For more than a century, scientists have returned time and again to the issue of modern human emergence-the when and where of the evolutionary process and the human behavioral and biological dynamics involved. The 2003 discovery of a human partial skeleton at Tianyuandong (Tianyuan Cave) excited worldwide interest. The first human skeleton from the region to be directly radiocarbon-dated (to 40,000 years before present), its geological age places it close to the time period during which modern humans became permanently established across the Old World (between 50,000 and 35,000 years ago). Through detailed description and interpretation of the most complete early modern human skeleton from eastern Asia, The Early Modern Human from Tianyan Cave, China, addresses long-term questions about the ancestry of modern humans in eastern Asia and the nature of the changes in human behavior with the emergence of modern human biology. This book is a detailed, paleontological and paleobiological presentation of this skeleton, its context, and its implications. By providing basic information for this important human fossil, offering inferences concerning the population processes involved in modern human emergence in eastern Eurasia, and by raising questions concerning the adaptations of these early modern human hunter-gatherers, The Early Modern Human from Tianyuan Cave, China will take its place as a core contribution to the study of modern human emergence.
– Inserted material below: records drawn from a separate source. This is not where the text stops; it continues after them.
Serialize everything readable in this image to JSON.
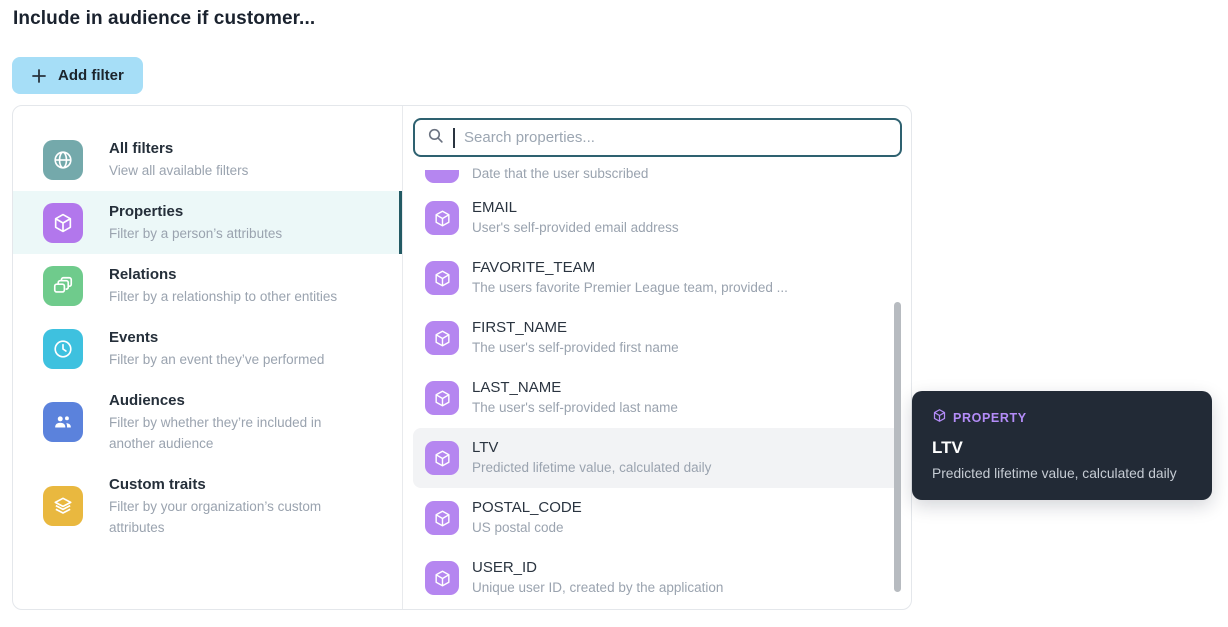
{
  "page": {
    "heading": "Include in audience if customer..."
  },
  "toolbar": {
    "add_filter_label": "Add filter"
  },
  "sidebar": {
    "selected_item": "Properties",
    "items": [
      {
        "label": "All filters",
        "description": "View all available filters",
        "icon": "globe-icon",
        "color": "#74a9ab",
        "selected": false
      },
      {
        "label": "Properties",
        "description": "Filter by a person’s attributes",
        "icon": "cube-icon",
        "color": "#b277ec",
        "selected": true
      },
      {
        "label": "Relations",
        "description": "Filter by a relationship to other entities",
        "icon": "cards-icon",
        "color": "#6fcb8c",
        "selected": false
      },
      {
        "label": "Events",
        "description": "Filter by an event they’ve performed",
        "icon": "clock-icon",
        "color": "#3ec1df",
        "selected": false
      },
      {
        "label": "Audiences",
        "description": "Filter by whether they’re included in another audience",
        "icon": "people-icon",
        "color": "#5b82dc",
        "selected": false
      },
      {
        "label": "Custom traits",
        "description": "Filter by your organization’s custom attributes",
        "icon": "layers-icon",
        "color": "#e9b83f",
        "selected": false
      }
    ]
  },
  "search": {
    "placeholder": "Search properties...",
    "value": ""
  },
  "properties_list": {
    "highlighted_item": "LTV",
    "partial_item": {
      "description": "Date that the user subscribed"
    },
    "items": [
      {
        "name": "EMAIL",
        "description": "User's self-provided email address"
      },
      {
        "name": "FAVORITE_TEAM",
        "description": "The users favorite Premier League team, provided ..."
      },
      {
        "name": "FIRST_NAME",
        "description": "The user's self-provided first name"
      },
      {
        "name": "LAST_NAME",
        "description": "The user's self-provided last name"
      },
      {
        "name": "LTV",
        "description": "Predicted lifetime value, calculated daily"
      },
      {
        "name": "POSTAL_CODE",
        "description": "US postal code"
      },
      {
        "name": "USER_ID",
        "description": "Unique user ID, created by the application"
      }
    ]
  },
  "tooltip": {
    "badge": "PROPERTY",
    "title": "LTV",
    "description": "Predicted lifetime value, calculated daily"
  },
  "colors": {
    "add_filter_bg": "#a6def7",
    "selected_sidebar_bg": "#ecf8f8",
    "selected_sidebar_bar": "#235a64",
    "search_border": "#2e6170",
    "property_icon": "#b586f0",
    "highlight_row_bg": "#f2f3f5",
    "tooltip_bg": "#222a36",
    "tooltip_accent": "#b48cf8",
    "title_text": "#252f3a",
    "subtitle_text": "#9aa3af"
  }
}
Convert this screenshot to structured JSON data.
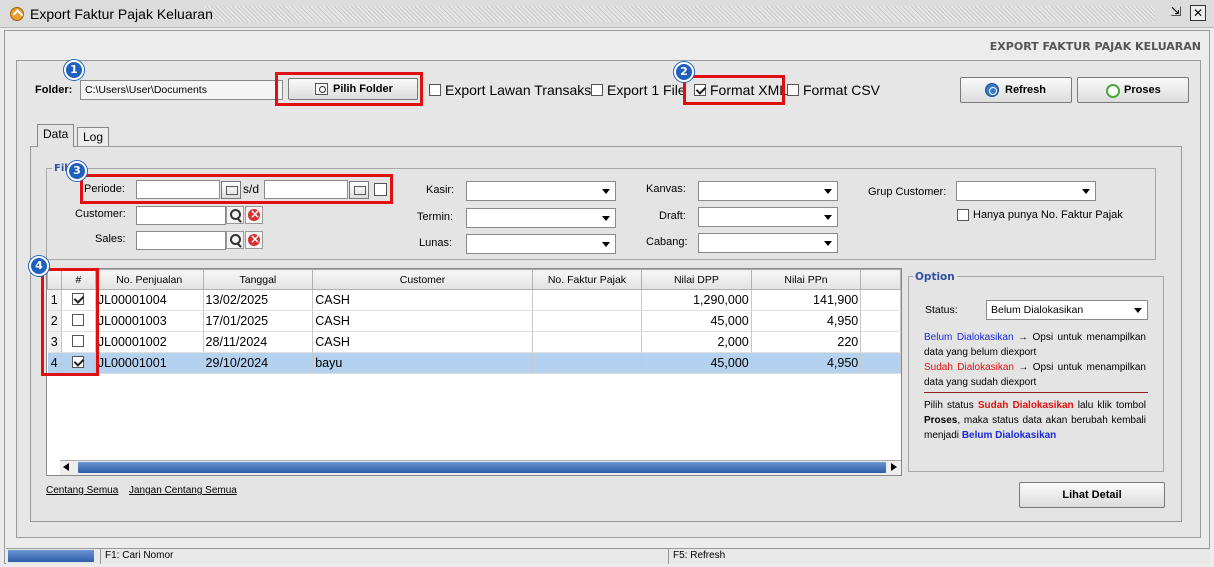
{
  "window": {
    "title": "Export Faktur Pajak Keluaran"
  },
  "header": {
    "title": "EXPORT FAKTUR PAJAK KELUARAN"
  },
  "toolbar": {
    "folder_label": "Folder:",
    "folder_value": "C:\\Users\\User\\Documents",
    "pilih_folder": "Pilih Folder",
    "export_lawan": "Export Lawan Transaksi",
    "export_lawan_checked": false,
    "export_one": "Export 1 File",
    "export_one_checked": false,
    "format_xml": "Format XML",
    "format_xml_checked": true,
    "format_csv": "Format CSV",
    "format_csv_checked": false,
    "refresh": "Refresh",
    "proses": "Proses"
  },
  "markers": [
    "1",
    "2",
    "3",
    "4"
  ],
  "tabs": [
    {
      "label": "Data",
      "active": true
    },
    {
      "label": "Log",
      "active": false
    }
  ],
  "filter": {
    "title": "Fil",
    "periode": "Periode:",
    "sd": "s/d",
    "customer": "Customer:",
    "sales": "Sales:",
    "kasir": "Kasir:",
    "termin": "Termin:",
    "lunas": "Lunas:",
    "kanvas": "Kanvas:",
    "draft": "Draft:",
    "cabang": "Cabang:",
    "grup_customer": "Grup Customer:",
    "hanya_punya": "Hanya punya No. Faktur Pajak"
  },
  "grid": {
    "columns": [
      "#",
      "No. Penjualan",
      "Tanggal",
      "Customer",
      "No. Faktur Pajak",
      "Nilai DPP",
      "Nilai PPn"
    ],
    "rows": [
      {
        "rn": "1",
        "checked": true,
        "no": "JL00001004",
        "tanggal": "13/02/2025",
        "customer": "CASH",
        "faktur": "",
        "dpp": "1,290,000",
        "ppn": "141,900",
        "selected": false
      },
      {
        "rn": "2",
        "checked": false,
        "no": "JL00001003",
        "tanggal": "17/01/2025",
        "customer": "CASH",
        "faktur": "",
        "dpp": "45,000",
        "ppn": "4,950",
        "selected": false
      },
      {
        "rn": "3",
        "checked": false,
        "no": "JL00001002",
        "tanggal": "28/11/2024",
        "customer": "CASH",
        "faktur": "",
        "dpp": "2,000",
        "ppn": "220",
        "selected": false
      },
      {
        "rn": "4",
        "checked": true,
        "no": "JL00001001",
        "tanggal": "29/10/2024",
        "customer": "bayu",
        "faktur": "",
        "dpp": "45,000",
        "ppn": "4,950",
        "selected": true
      }
    ]
  },
  "links": {
    "centang_semua": "Centang Semua",
    "jangan_centang": "Jangan Centang Semua"
  },
  "option": {
    "title": "Option",
    "status_label": "Status:",
    "status_value": "Belum Dialokasikan",
    "belum_term": "Belum Dialokasikan",
    "belum_desc": " → Opsi untuk menampilkan data yang belum diexport",
    "sudah_term": "Sudah Dialokasikan",
    "sudah_desc": " → Opsi untuk menampilkan data yang sudah diexport",
    "note_1": "Pilih status ",
    "note_sudah": "Sudah Dialokasikan",
    "note_2": " lalu klik tombol ",
    "note_proses": "Proses",
    "note_3": ", maka status data akan berubah kembali menjadi ",
    "note_belum": "Belum Dialokasikan"
  },
  "lihat_detail": "Lihat Detail",
  "statusbar": {
    "f1": "F1: Cari Nomor",
    "f5": "F5: Refresh"
  }
}
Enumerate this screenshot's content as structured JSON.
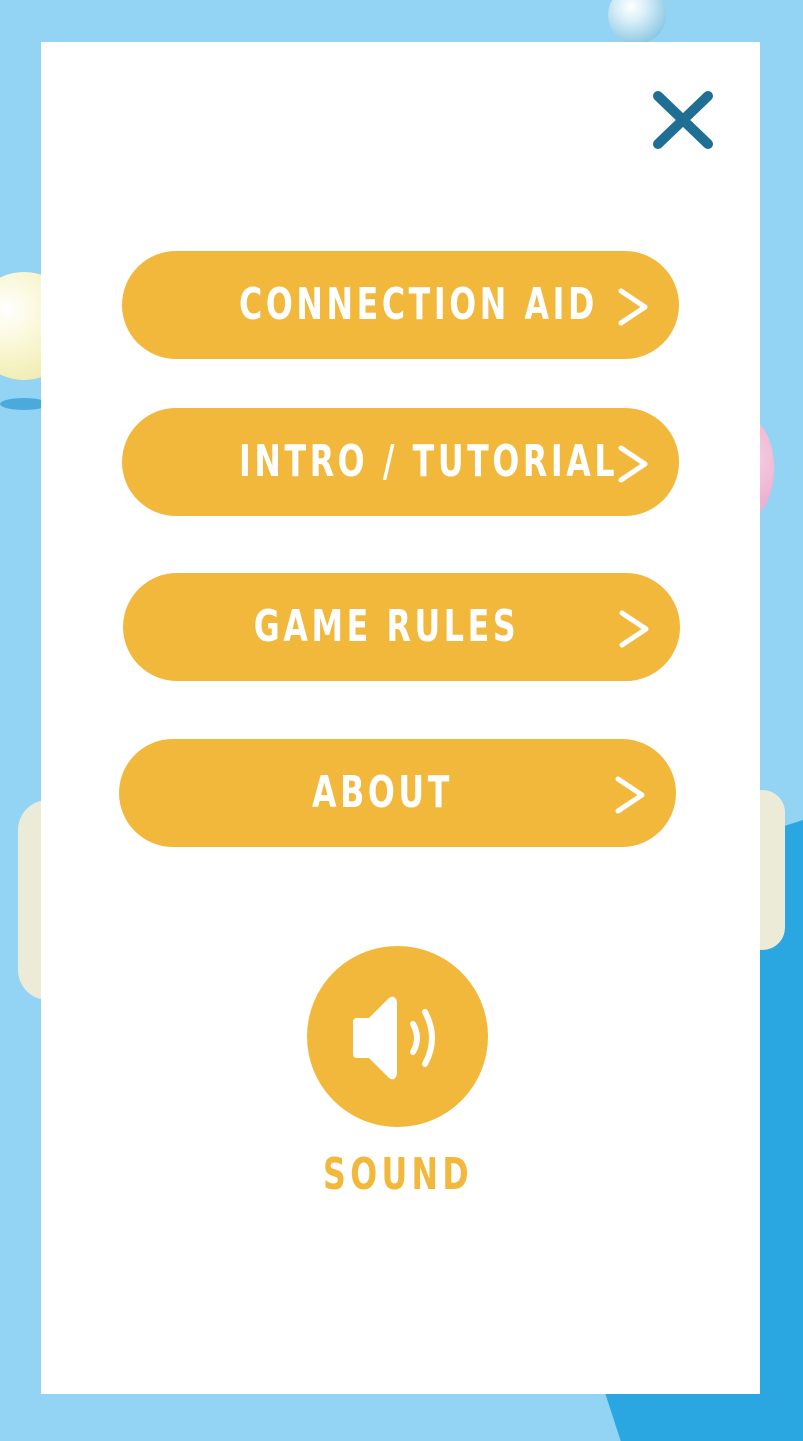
{
  "menu": {
    "close_icon": "close-icon",
    "items": [
      {
        "label": "CONNECTION AID",
        "icon": "chevron-right-icon"
      },
      {
        "label": "INTRO  / TUTORIAL",
        "icon": "chevron-right-icon"
      },
      {
        "label": "GAME RULES",
        "icon": "chevron-right-icon"
      },
      {
        "label": "ABOUT",
        "icon": "chevron-right-icon"
      }
    ],
    "sound": {
      "label": "SOUND",
      "icon": "speaker-icon"
    }
  },
  "colors": {
    "background": "#93d3f4",
    "accent": "#f1b83c",
    "close": "#1e6f93",
    "panel": "#ffffff"
  }
}
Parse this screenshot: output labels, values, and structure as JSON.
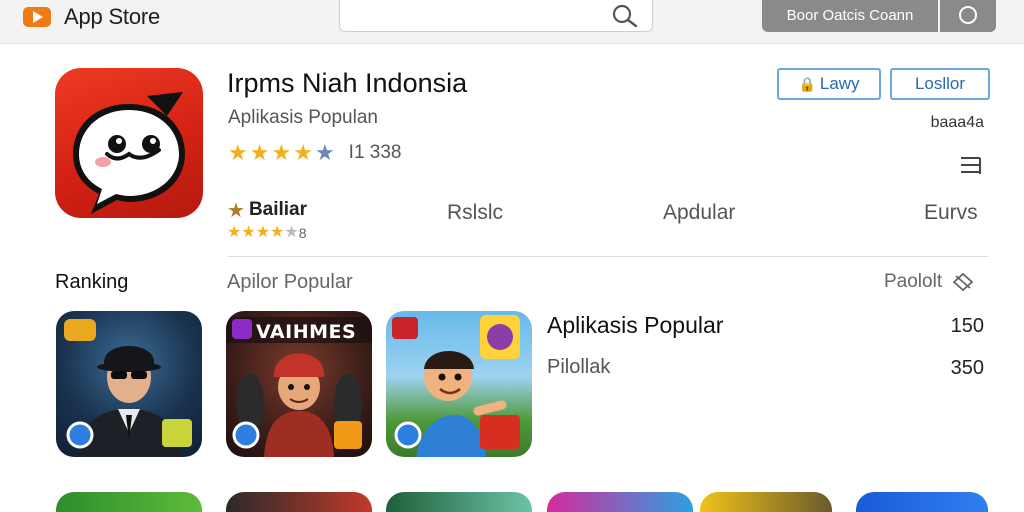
{
  "topbar": {
    "brand_name": "App Store",
    "search_placeholder": "",
    "primary_button_label": "Boor Oatcis Coann"
  },
  "app": {
    "title": "Irpms Niah Indonsia",
    "subtitle": "Aplikasis Populan",
    "rating_stars": 4.5,
    "rating_count": "I1 338",
    "buttons": {
      "first_label": "Lawy",
      "second_label": "Losllor"
    },
    "meta_right": "baaa4a"
  },
  "subtabs": {
    "featured_label": "Bailiar",
    "featured_rating": "8",
    "featured_stars": 3.5,
    "tab1": "Rslslc",
    "tab2": "Apdular",
    "tab3": "Eurvs"
  },
  "ranking": {
    "title": "Ranking",
    "subtitle": "Apilor Popular",
    "link_label": "Paololt",
    "tiles": [
      {
        "caption": ""
      },
      {
        "caption": "VAIHMES"
      },
      {
        "caption": ""
      }
    ],
    "list": [
      {
        "name": "Aplikasis Popular",
        "value": "150"
      },
      {
        "name": "Pilollak",
        "value": "350"
      }
    ]
  },
  "colors": {
    "accent_blue": "#2a69b0",
    "star_gold": "#f2b01e",
    "app_icon_red": "#d42114"
  }
}
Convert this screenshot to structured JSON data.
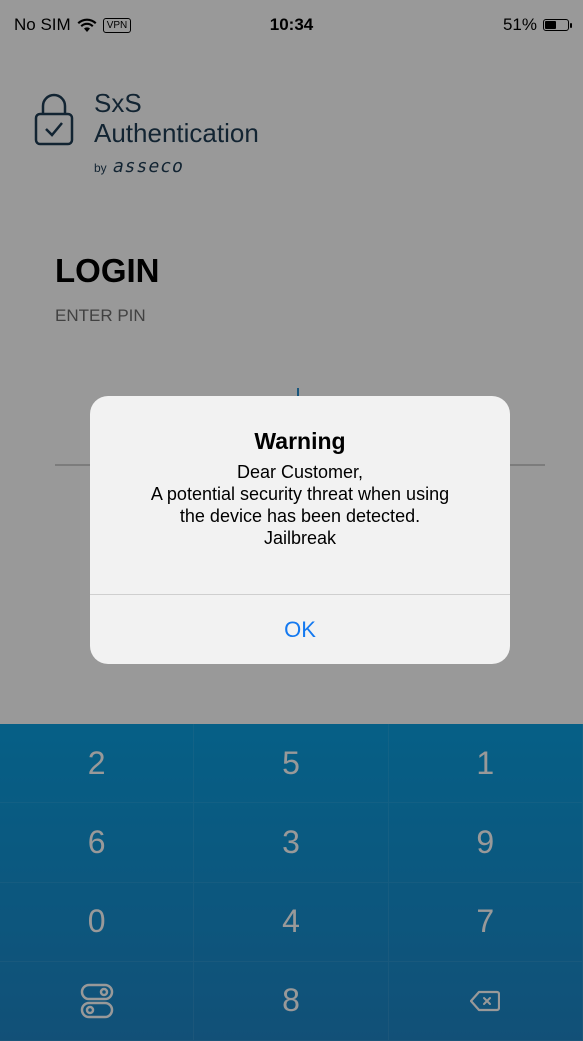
{
  "status_bar": {
    "carrier": "No SIM",
    "vpn": "VPN",
    "time": "10:34",
    "battery": "51%",
    "battery_level": 0.51
  },
  "app": {
    "name_line1": "SxS",
    "name_line2": "Authentication",
    "by": "by",
    "brand": "asseco"
  },
  "login": {
    "title": "LOGIN",
    "subtitle": "ENTER PIN"
  },
  "alert": {
    "title": "Warning",
    "lines": [
      "Dear Customer,",
      "A potential security threat when using",
      "the device has been detected.",
      "Jailbreak"
    ],
    "button": "OK"
  },
  "keypad": {
    "keys": [
      "2",
      "5",
      "1",
      "6",
      "3",
      "9",
      "0",
      "4",
      "7",
      "",
      "8",
      ""
    ],
    "bottom_left_icon": "switch-toggle-icon",
    "bottom_right_icon": "backspace-icon"
  },
  "colors": {
    "keypad_top": "#0a9fe0",
    "keypad_bottom": "#1e86c7",
    "accent_blue": "#1479f0",
    "brand_navy": "#1f3c54"
  }
}
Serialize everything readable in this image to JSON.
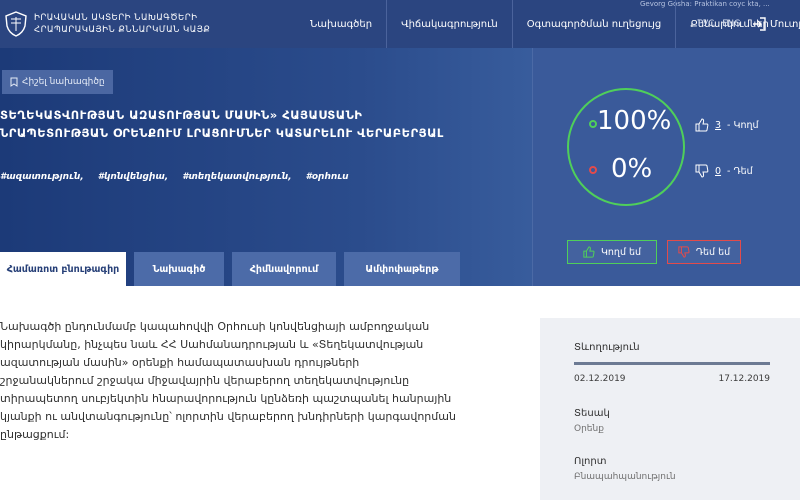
{
  "header": {
    "logo_line1": "ԻՐԱՎԱԿԱՆ ԱԿՏԵՐԻ ՆԱԽԱԳԾԵՐԻ",
    "logo_line2": "ՀՐԱՊԱՐԱԿԱՅԻՆ ՔՆՆԱՐԿՄԱՆ ԿԱՅՔ",
    "user_text": "Gevorg Gosha: Praktikan соус kta, ...",
    "nav": [
      "Նախագծեր",
      "Վիճակագրություն",
      "Օգտագործման ուղեցույց",
      "Քննարկումներ"
    ],
    "lang_ru": "РУС",
    "lang_en": "ENG",
    "login_label": "Մուտք"
  },
  "hero": {
    "back_label": "Հիշել նախագիծը",
    "title_line1": "ՏԵՂԵԿԱՏՎՈՒԹՅԱՆ ԱԶԱՏՈՒԹՅԱՆ ՄԱՍԻՆ» ՀԱՅԱՍՏԱՆԻ",
    "title_line2": "ՆՐԱՊԵՏՈՒԹՅԱՆ ՕՐԵՆՔՈՒՄ ԼՐԱՑՈՒՄՆԵՐ ԿԱՏԱՐԵԼՈՒ ՎԵՐԱԲԵՐՅԱԼ",
    "tags": [
      "#ազատություն,",
      "#կոնվենցիա,",
      "#տեղեկատվություն,",
      "#օրհուս"
    ]
  },
  "vote": {
    "yes_percent": "100%",
    "no_percent": "0%",
    "yes_count": "3",
    "yes_count_label": "- Կողմ",
    "no_count": "0",
    "no_count_label": "- Դեմ",
    "yes_button": "Կողմ եմ",
    "no_button": "Դեմ եմ",
    "yes_fraction": 1.0
  },
  "tabs": [
    "Համառոտ բնութագիր",
    "Նախագիծ",
    "Հիմնավորում",
    "Ամփոփաթերթ"
  ],
  "description": [
    "Նախագծի ընդունմամբ կապահովվի Օրհուսի կոնվենցիայի ամբողջական",
    "կիրարկմանը, ինչպես նաև ՀՀ Սահմանադրության և «Տեղեկատվության",
    "ազատության մասին» օրենքի համապատասխան դրույթների",
    "շրջանակներում շրջակա միջավայրին վերաբերող տեղեկատվությունը",
    "տիրապետող սուբյեկտին հնարավորություն կընձեռի  պաշտպանել հանրային",
    "կյանքի ու անվտանգությունը՝ ոլորտին վերաբերող խնդիրների կարգավորման",
    "ընթացքում:"
  ],
  "sidebar": {
    "duration_label": "Տևողություն",
    "start_date": "02.12.2019",
    "end_date": "17.12.2019",
    "progress_fraction": 1.0,
    "type_label": "Տեսակ",
    "type_value": "Օրենք",
    "area_label": "Ոլորտ",
    "area_value": "Բնապահպանություն"
  },
  "colors": {
    "header_bg": "#2b4580",
    "accent_green": "#4fcf5a",
    "accent_red": "#e24b4b"
  }
}
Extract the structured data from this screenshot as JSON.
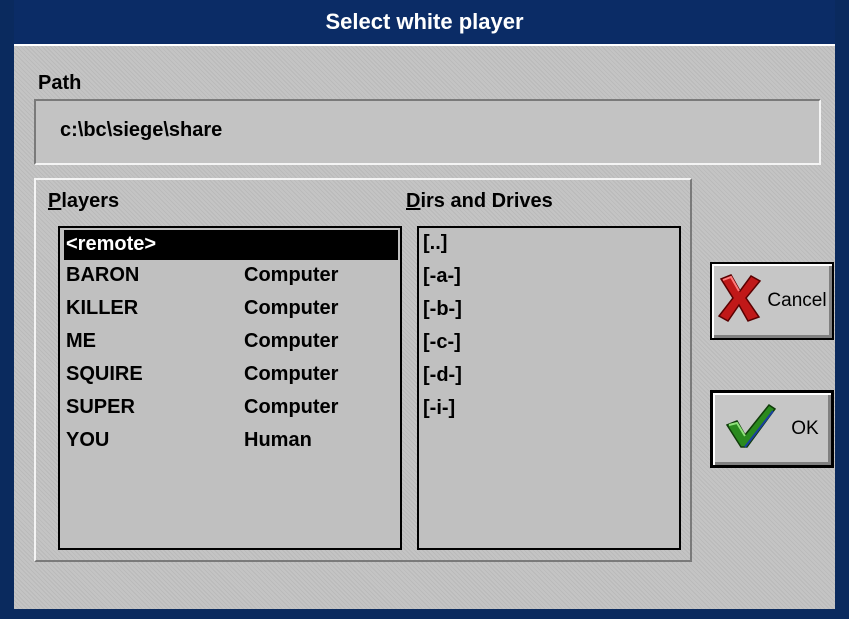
{
  "window": {
    "title": "Select white player"
  },
  "path": {
    "label": "Path",
    "value": "c:\\bc\\siege\\share"
  },
  "players": {
    "caption_access": "P",
    "caption_rest": "layers",
    "items": [
      {
        "name": "<remote>",
        "type": ""
      },
      {
        "name": "BARON",
        "type": "Computer"
      },
      {
        "name": "KILLER",
        "type": "Computer"
      },
      {
        "name": "ME",
        "type": "Computer"
      },
      {
        "name": "SQUIRE",
        "type": "Computer"
      },
      {
        "name": "SUPER",
        "type": "Computer"
      },
      {
        "name": "YOU",
        "type": "Human"
      }
    ],
    "selected_index": 0
  },
  "dirs": {
    "caption_access": "D",
    "caption_rest": "irs and Drives",
    "items": [
      "[..]",
      "[-a-]",
      "[-b-]",
      "[-c-]",
      "[-d-]",
      "[-i-]"
    ]
  },
  "buttons": {
    "cancel_label": "Cancel",
    "cancel_icon": "red-x-icon",
    "ok_label": "OK",
    "ok_icon": "green-checkmark-icon"
  },
  "colors": {
    "titlebar": "#0b2c66",
    "selection": "#000000",
    "cancel_x": "#c01818",
    "ok_check": "#2a8a1e"
  }
}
Originally published in English as White-Tailed Deer Habitat: Ecology and Management on Rangelands (Texas A&M University Press, 2005), this Spanish-language edition brings a valuable management tool to a new reading audience. Unlike other books on white-tailed deer in places where rainfall is relatively high and the environment stable, this book takes an ecological approach to deer management in the semiarid lands of Oklahoma, Texas, and northern Mexico. These are the least productive of white-tail habitats, where periodic drought punctuates long-term weather patterns. The book’s focus on this landscape across political borders is one of its original and lasting contributions and makes this Spanish language edition particularly appropriate.
General Electric in Schenectady
For seven decades the General Electric Company maintained its manufacturing and administrative headquarters in Schenectady, New York.
Electric City: General Electric in Schenectady explores the history of General Electric in Schenectady from the company’s creation in 1892 to the present. As one of America’s largest and most successful corporations, GE built a culture centered around the social good of technology and the virtues of the people who produced it.
At its core, GE culture posited that engineers, scientists, and craftsmen engaged in a team effort to produce technologically advanced material goods that served society and led to corporate profits. Scientists were discoverers, engineers were designers and problem solvers, and craftsmen were artists.
Historian Julia Kirk Blackwelder has drawn on company records as well as other archival and secondary sources and personal interviews to produce an engaging and multi-layered history of General Electric’s workplace culture and its planned (and actual) effects on community life. Her research demonstrates how business and community histories intersect, and this nuanced look at race, gender, and class sets a standard for corporate history.